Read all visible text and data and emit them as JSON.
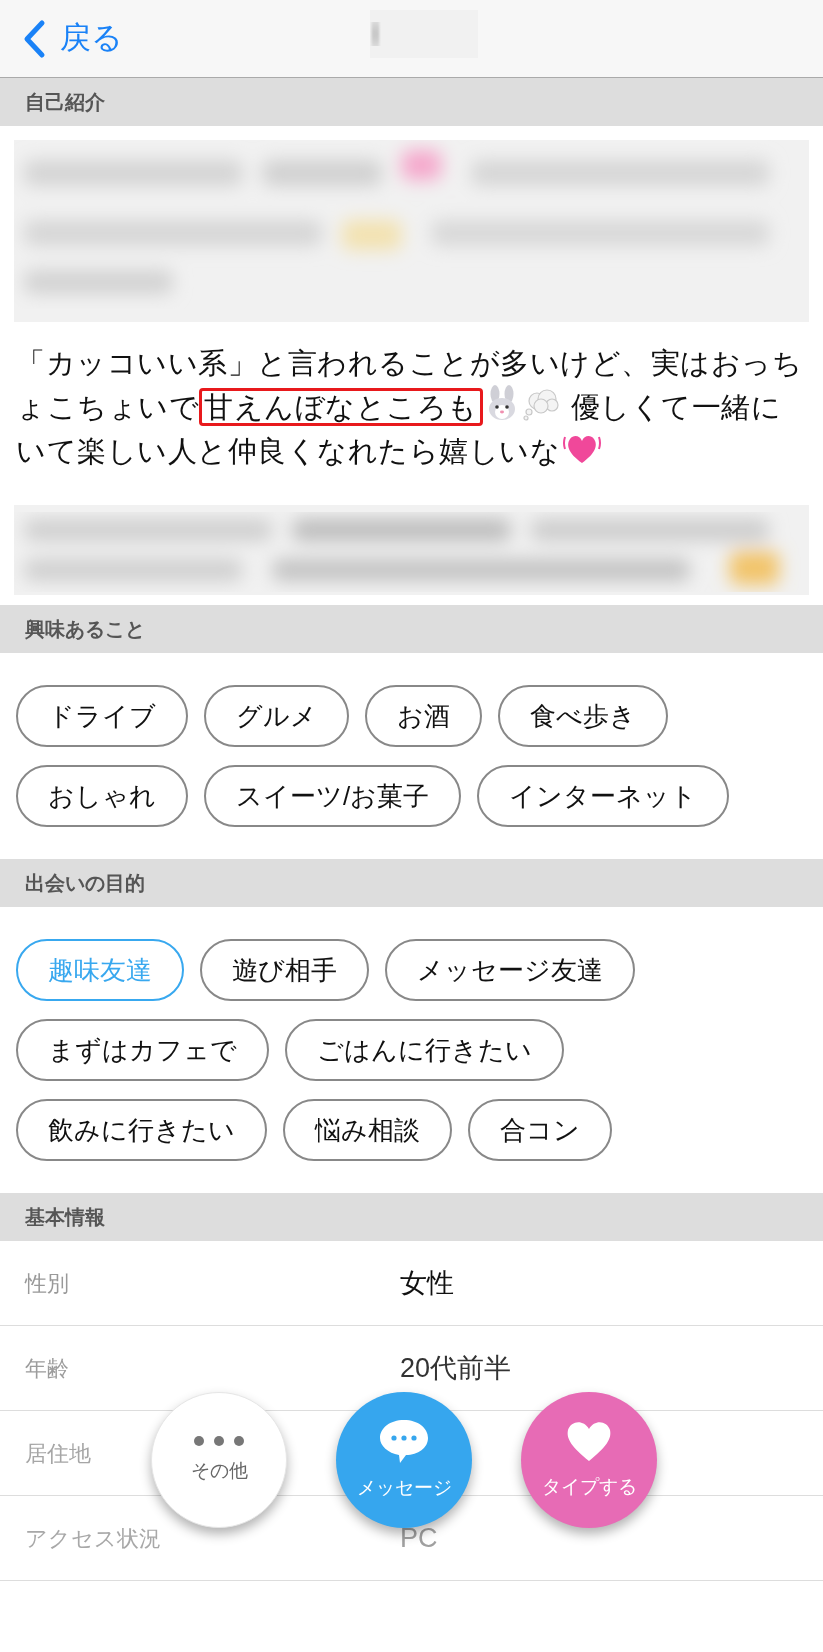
{
  "nav": {
    "back_label": "戻る"
  },
  "intro": {
    "header": "自己紹介",
    "segments": [
      {
        "kind": "text",
        "text": "「カッコいい系」と言われることが多いけど、実はおっちょこちょいで"
      },
      {
        "kind": "highlight",
        "text": "甘えんぼなところも"
      },
      {
        "kind": "rabbit"
      },
      {
        "kind": "thought"
      },
      {
        "kind": "text",
        "text": " 優しくて一緒にいて楽しい人と仲良くなれたら嬉しいな"
      },
      {
        "kind": "heart"
      }
    ]
  },
  "interests": {
    "header": "興味あること",
    "tags": [
      "ドライブ",
      "グルメ",
      "お酒",
      "食べ歩き",
      "おしゃれ",
      "スイーツ/お菓子",
      "インターネット"
    ]
  },
  "purposes": {
    "header": "出会いの目的",
    "tags": [
      {
        "label": "趣味友達",
        "selected": true
      },
      {
        "label": "遊び相手",
        "selected": false
      },
      {
        "label": "メッセージ友達",
        "selected": false
      },
      {
        "label": "まずはカフェで",
        "selected": false
      },
      {
        "label": "ごはんに行きたい",
        "selected": false
      },
      {
        "label": "飲みに行きたい",
        "selected": false
      },
      {
        "label": "悩み相談",
        "selected": false
      },
      {
        "label": "合コン",
        "selected": false
      }
    ]
  },
  "basic_info": {
    "header": "基本情報",
    "rows": [
      {
        "label": "性別",
        "value": "女性"
      },
      {
        "label": "年齢",
        "value": "20代前半"
      },
      {
        "label": "居住地"
      },
      {
        "label": "アクセス状況",
        "value": "PC"
      }
    ]
  },
  "actions": [
    {
      "kind": "more",
      "label": "その他"
    },
    {
      "kind": "message",
      "label": "メッセージ"
    },
    {
      "kind": "like",
      "label": "タイプする"
    }
  ]
}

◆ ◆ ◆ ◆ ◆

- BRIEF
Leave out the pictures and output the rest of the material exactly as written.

- TASK OUTPUT
Read all visible text and data and emit them as JSON.
{
  "nav": {
    "back_label": "戻る"
  },
  "intro": {
    "header": "自己紹介",
    "segments": [
      {
        "kind": "text",
        "text": "「カッコいい系」と言われることが多いけど、実はおっちょこちょいで"
      },
      {
        "kind": "highlight",
        "text": "甘えんぼなところも"
      },
      {
        "kind": "rabbit"
      },
      {
        "kind": "thought"
      },
      {
        "kind": "text",
        "text": " 優しくて一緒にいて楽しい人と仲良くなれたら嬉しいな"
      },
      {
        "kind": "heart"
      }
    ]
  },
  "interests": {
    "header": "興味あること",
    "tags": [
      "ドライブ",
      "グルメ",
      "お酒",
      "食べ歩き",
      "おしゃれ",
      "スイーツ/お菓子",
      "インターネット"
    ]
  },
  "purposes": {
    "header": "出会いの目的",
    "tags": [
      {
        "label": "趣味友達",
        "selected": true
      },
      {
        "label": "遊び相手",
        "selected": false
      },
      {
        "label": "メッセージ友達",
        "selected": false
      },
      {
        "label": "まずはカフェで",
        "selected": false
      },
      {
        "label": "ごはんに行きたい",
        "selected": false
      },
      {
        "label": "飲みに行きたい",
        "selected": false
      },
      {
        "label": "悩み相談",
        "selected": false
      },
      {
        "label": "合コン",
        "selected": false
      }
    ]
  },
  "basic_info": {
    "header": "基本情報",
    "rows": [
      {
        "label": "性別",
        "value": "女性"
      },
      {
        "label": "年齢",
        "value": "20代前半"
      },
      {
        "label": "居住地"
      },
      {
        "label": "アクセス状況",
        "value": "PC"
      }
    ]
  },
  "actions": [
    {
      "kind": "more",
      "label": "その他"
    },
    {
      "kind": "message",
      "label": "メッセージ"
    },
    {
      "kind": "like",
      "label": "タイプする"
    }
  ]
}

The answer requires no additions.